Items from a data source
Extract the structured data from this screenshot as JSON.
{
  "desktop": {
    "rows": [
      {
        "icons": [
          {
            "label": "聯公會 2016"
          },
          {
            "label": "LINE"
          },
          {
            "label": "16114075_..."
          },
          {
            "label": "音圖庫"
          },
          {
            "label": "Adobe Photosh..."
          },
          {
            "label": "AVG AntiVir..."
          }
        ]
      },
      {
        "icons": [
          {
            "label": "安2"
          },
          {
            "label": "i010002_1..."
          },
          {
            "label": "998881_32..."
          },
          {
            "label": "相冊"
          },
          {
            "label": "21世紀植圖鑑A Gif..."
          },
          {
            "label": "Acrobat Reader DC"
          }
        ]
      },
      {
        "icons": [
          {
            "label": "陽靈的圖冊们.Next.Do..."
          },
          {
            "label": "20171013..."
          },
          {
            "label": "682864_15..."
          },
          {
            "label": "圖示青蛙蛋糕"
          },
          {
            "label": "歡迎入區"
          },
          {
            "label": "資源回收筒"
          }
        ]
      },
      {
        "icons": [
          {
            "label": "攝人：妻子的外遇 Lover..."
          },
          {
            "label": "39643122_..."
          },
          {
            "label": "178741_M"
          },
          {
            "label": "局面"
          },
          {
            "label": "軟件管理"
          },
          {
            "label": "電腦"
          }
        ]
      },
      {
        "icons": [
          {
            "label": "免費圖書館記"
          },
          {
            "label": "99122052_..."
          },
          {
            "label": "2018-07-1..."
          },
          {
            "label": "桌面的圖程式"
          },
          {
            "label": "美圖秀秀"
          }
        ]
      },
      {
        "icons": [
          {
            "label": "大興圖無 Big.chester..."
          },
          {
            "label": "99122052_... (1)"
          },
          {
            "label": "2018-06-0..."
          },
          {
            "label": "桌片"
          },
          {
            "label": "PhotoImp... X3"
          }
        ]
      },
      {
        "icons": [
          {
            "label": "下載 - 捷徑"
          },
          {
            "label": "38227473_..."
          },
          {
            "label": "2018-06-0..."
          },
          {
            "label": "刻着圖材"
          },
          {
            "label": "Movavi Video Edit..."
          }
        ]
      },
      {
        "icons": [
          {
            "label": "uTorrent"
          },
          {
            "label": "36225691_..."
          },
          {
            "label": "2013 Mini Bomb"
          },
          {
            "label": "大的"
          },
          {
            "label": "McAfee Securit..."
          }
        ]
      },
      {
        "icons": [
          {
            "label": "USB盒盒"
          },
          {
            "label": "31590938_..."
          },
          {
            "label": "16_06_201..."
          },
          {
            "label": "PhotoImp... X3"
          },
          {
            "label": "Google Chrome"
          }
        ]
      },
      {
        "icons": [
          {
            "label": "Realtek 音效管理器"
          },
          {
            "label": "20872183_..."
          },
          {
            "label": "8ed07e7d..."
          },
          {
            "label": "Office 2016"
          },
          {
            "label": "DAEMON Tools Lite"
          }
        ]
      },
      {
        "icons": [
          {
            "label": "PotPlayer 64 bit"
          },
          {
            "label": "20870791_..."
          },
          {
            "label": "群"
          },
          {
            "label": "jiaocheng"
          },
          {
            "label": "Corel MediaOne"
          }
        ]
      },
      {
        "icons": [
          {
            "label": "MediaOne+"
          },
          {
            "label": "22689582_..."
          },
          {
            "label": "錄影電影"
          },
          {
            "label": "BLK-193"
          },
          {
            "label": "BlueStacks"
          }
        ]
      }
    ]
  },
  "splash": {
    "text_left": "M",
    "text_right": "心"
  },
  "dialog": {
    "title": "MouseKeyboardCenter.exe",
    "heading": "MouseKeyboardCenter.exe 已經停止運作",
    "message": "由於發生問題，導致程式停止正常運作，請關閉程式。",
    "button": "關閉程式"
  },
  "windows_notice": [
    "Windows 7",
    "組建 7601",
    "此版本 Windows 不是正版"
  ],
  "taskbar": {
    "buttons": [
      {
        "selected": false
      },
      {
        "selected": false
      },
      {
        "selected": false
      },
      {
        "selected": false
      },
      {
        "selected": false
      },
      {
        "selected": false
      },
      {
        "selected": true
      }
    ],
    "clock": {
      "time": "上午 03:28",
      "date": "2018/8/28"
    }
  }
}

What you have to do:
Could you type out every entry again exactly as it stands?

Reply to the task:
Extract the structured data from this screenshot as JSON.
{
  "desktop": {
    "rows": [
      {
        "icons": [
          {
            "label": "聯公會 2016"
          },
          {
            "label": "LINE"
          },
          {
            "label": "16114075_..."
          },
          {
            "label": "音圖庫"
          },
          {
            "label": "Adobe Photosh..."
          },
          {
            "label": "AVG AntiVir..."
          }
        ]
      },
      {
        "icons": [
          {
            "label": "安2"
          },
          {
            "label": "i010002_1..."
          },
          {
            "label": "998881_32..."
          },
          {
            "label": "相冊"
          },
          {
            "label": "21世紀植圖鑑A Gif..."
          },
          {
            "label": "Acrobat Reader DC"
          }
        ]
      },
      {
        "icons": [
          {
            "label": "陽靈的圖冊们.Next.Do..."
          },
          {
            "label": "20171013..."
          },
          {
            "label": "682864_15..."
          },
          {
            "label": "圖示青蛙蛋糕"
          },
          {
            "label": "歡迎入區"
          },
          {
            "label": "資源回收筒"
          }
        ]
      },
      {
        "icons": [
          {
            "label": "攝人：妻子的外遇 Lover..."
          },
          {
            "label": "39643122_..."
          },
          {
            "label": "178741_M"
          },
          {
            "label": "局面"
          },
          {
            "label": "軟件管理"
          },
          {
            "label": "電腦"
          }
        ]
      },
      {
        "icons": [
          {
            "label": "免費圖書館記"
          },
          {
            "label": "99122052_..."
          },
          {
            "label": "2018-07-1..."
          },
          {
            "label": "桌面的圖程式"
          },
          {
            "label": "美圖秀秀"
          }
        ]
      },
      {
        "icons": [
          {
            "label": "大興圖無 Big.chester..."
          },
          {
            "label": "99122052_... (1)"
          },
          {
            "label": "2018-06-0..."
          },
          {
            "label": "桌片"
          },
          {
            "label": "PhotoImp... X3"
          }
        ]
      },
      {
        "icons": [
          {
            "label": "下載 - 捷徑"
          },
          {
            "label": "38227473_..."
          },
          {
            "label": "2018-06-0..."
          },
          {
            "label": "刻着圖材"
          },
          {
            "label": "Movavi Video Edit..."
          }
        ]
      },
      {
        "icons": [
          {
            "label": "uTorrent"
          },
          {
            "label": "36225691_..."
          },
          {
            "label": "2013 Mini Bomb"
          },
          {
            "label": "大的"
          },
          {
            "label": "McAfee Securit..."
          }
        ]
      },
      {
        "icons": [
          {
            "label": "USB盒盒"
          },
          {
            "label": "31590938_..."
          },
          {
            "label": "16_06_201..."
          },
          {
            "label": "PhotoImp... X3"
          },
          {
            "label": "Google Chrome"
          }
        ]
      },
      {
        "icons": [
          {
            "label": "Realtek 音效管理器"
          },
          {
            "label": "20872183_..."
          },
          {
            "label": "8ed07e7d..."
          },
          {
            "label": "Office 2016"
          },
          {
            "label": "DAEMON Tools Lite"
          }
        ]
      },
      {
        "icons": [
          {
            "label": "PotPlayer 64 bit"
          },
          {
            "label": "20870791_..."
          },
          {
            "label": "群"
          },
          {
            "label": "jiaocheng"
          },
          {
            "label": "Corel MediaOne"
          }
        ]
      },
      {
        "icons": [
          {
            "label": "MediaOne+"
          },
          {
            "label": "22689582_..."
          },
          {
            "label": "錄影電影"
          },
          {
            "label": "BLK-193"
          },
          {
            "label": "BlueStacks"
          }
        ]
      }
    ]
  },
  "splash": {
    "text_left": "M",
    "text_right": "心"
  },
  "dialog": {
    "title": "MouseKeyboardCenter.exe",
    "heading": "MouseKeyboardCenter.exe 已經停止運作",
    "message": "由於發生問題，導致程式停止正常運作，請關閉程式。",
    "button": "關閉程式"
  },
  "windows_notice": [
    "Windows 7",
    "組建 7601",
    "此版本 Windows 不是正版"
  ],
  "taskbar": {
    "buttons": [
      {
        "selected": false
      },
      {
        "selected": false
      },
      {
        "selected": false
      },
      {
        "selected": false
      },
      {
        "selected": false
      },
      {
        "selected": false
      },
      {
        "selected": true
      }
    ],
    "clock": {
      "time": "上午 03:28",
      "date": "2018/8/28"
    }
  }
}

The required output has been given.